» Task to carry out: Your answer is a copy of every line in the records where "name" appears.
──────── Records supplied ────────
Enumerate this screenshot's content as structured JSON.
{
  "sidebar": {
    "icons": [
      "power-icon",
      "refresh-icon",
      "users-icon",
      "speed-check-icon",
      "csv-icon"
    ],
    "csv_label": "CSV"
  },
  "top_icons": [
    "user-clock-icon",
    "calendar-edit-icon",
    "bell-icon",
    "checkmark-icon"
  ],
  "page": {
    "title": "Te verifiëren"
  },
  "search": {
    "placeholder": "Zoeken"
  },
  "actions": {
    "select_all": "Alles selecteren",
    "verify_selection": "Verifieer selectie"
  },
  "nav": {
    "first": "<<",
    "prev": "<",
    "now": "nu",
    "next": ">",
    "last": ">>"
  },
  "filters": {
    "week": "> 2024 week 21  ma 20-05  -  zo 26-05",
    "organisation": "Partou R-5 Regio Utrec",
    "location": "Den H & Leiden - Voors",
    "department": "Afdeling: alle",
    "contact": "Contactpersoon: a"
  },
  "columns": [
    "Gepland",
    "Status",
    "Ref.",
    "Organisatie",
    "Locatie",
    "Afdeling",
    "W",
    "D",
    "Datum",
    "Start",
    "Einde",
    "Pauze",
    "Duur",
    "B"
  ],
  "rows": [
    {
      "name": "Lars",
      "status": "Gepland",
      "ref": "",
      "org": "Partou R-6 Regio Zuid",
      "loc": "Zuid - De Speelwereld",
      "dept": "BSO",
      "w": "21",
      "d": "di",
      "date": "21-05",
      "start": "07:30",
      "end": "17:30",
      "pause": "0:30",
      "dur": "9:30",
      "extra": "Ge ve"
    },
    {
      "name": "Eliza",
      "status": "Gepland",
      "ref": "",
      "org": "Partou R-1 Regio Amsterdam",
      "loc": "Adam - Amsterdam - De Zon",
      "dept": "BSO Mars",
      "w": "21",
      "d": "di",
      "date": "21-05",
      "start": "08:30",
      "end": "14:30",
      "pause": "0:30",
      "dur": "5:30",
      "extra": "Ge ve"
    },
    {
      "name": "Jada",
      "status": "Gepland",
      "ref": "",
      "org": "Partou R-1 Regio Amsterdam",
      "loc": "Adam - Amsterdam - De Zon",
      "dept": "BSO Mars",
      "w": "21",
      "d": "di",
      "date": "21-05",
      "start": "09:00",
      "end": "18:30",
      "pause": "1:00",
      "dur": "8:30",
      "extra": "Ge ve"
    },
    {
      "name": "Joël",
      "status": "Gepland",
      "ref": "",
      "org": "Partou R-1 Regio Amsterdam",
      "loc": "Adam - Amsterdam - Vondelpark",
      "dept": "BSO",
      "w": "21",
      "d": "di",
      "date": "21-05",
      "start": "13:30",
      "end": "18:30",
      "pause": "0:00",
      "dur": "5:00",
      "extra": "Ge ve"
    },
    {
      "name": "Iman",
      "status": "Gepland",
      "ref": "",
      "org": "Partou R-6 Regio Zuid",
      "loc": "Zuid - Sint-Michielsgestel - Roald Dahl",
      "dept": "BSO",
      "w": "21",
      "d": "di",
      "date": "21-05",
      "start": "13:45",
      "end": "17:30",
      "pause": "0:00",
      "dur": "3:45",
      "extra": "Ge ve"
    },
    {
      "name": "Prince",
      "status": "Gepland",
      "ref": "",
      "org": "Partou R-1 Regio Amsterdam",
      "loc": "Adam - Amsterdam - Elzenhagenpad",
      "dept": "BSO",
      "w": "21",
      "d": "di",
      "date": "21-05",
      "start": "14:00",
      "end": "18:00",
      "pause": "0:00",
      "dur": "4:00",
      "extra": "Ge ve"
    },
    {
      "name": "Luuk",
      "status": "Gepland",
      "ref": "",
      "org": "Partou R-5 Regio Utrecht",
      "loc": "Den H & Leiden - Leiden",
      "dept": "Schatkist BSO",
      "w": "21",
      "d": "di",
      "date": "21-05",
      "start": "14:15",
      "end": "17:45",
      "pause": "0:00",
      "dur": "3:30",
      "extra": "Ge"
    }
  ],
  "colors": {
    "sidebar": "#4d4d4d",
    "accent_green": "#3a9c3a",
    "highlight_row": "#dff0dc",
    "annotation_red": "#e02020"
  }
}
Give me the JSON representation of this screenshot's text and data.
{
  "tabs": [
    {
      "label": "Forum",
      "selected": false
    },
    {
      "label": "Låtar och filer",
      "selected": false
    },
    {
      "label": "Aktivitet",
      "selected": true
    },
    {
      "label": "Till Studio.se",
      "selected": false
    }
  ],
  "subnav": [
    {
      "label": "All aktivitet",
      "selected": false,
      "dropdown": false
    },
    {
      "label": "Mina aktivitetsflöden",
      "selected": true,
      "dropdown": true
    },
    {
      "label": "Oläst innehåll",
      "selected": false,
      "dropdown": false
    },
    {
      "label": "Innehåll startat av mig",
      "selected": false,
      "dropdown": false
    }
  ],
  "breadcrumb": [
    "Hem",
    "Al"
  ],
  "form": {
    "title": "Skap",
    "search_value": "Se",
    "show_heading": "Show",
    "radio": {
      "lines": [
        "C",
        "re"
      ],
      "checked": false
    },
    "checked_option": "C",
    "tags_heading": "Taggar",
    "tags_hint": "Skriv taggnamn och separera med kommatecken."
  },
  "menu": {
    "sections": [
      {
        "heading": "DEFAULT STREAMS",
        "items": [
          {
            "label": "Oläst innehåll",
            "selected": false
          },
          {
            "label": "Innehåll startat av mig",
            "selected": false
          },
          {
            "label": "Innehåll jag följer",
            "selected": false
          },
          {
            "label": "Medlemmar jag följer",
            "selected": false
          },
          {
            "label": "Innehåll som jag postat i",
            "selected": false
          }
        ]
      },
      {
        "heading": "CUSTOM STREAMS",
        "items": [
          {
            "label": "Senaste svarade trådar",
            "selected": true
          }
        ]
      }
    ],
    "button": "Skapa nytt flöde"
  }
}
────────
» Answer to this exercise:
      "name": "Lars",
      "name": "Eliza",
      "name": "Jada",
      "name": "Joël",
      "name": "Iman",
      "name": "Prince",
      "name": "Luuk",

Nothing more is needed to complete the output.